◆ Exercise instructions:
Which lines of the records hold the string "annotation"? Report only how many of them there are.

↓↓↓

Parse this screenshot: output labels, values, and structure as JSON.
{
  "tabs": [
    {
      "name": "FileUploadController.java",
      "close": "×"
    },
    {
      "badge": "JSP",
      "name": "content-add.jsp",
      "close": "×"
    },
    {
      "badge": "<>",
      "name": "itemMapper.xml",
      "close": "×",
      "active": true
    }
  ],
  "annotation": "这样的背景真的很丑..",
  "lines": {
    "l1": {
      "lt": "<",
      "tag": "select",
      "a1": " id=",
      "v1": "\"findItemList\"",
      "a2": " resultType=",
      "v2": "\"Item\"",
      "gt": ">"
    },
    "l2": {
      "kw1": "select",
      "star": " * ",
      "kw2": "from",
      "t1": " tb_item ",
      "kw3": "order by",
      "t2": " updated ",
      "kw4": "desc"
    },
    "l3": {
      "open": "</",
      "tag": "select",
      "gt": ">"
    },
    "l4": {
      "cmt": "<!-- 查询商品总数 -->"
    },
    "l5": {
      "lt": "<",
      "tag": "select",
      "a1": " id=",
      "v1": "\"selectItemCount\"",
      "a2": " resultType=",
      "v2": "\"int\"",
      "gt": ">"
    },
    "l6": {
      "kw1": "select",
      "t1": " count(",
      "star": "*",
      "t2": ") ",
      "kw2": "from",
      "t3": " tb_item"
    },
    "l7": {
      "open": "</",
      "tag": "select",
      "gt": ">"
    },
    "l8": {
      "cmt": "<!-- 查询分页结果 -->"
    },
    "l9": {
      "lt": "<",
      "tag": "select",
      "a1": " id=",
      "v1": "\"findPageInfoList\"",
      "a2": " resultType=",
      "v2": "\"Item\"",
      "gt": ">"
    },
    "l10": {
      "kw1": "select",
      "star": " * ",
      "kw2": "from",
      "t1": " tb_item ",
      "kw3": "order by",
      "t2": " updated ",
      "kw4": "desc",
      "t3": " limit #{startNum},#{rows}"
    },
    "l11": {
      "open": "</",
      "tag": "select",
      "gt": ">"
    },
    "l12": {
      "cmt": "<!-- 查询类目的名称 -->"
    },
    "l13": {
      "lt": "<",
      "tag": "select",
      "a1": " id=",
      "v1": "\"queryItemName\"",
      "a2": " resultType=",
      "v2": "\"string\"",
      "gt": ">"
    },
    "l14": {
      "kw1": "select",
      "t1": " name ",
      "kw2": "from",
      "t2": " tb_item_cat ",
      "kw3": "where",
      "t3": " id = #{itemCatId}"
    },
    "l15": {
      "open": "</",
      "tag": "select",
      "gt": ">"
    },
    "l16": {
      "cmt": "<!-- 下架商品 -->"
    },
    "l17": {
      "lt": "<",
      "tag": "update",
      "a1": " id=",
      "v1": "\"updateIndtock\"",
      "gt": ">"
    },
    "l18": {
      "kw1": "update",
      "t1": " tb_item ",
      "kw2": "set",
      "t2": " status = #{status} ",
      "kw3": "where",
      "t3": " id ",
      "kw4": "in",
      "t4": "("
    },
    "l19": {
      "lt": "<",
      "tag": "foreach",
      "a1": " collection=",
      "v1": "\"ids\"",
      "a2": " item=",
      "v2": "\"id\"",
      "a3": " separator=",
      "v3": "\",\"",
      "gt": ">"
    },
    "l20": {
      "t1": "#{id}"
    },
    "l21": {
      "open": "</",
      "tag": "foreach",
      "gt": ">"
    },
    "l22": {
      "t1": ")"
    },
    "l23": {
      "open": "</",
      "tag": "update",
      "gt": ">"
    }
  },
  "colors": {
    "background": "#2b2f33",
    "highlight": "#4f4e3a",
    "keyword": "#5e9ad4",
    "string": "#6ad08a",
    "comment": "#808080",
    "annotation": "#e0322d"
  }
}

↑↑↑

◆ Solution to the problem:
2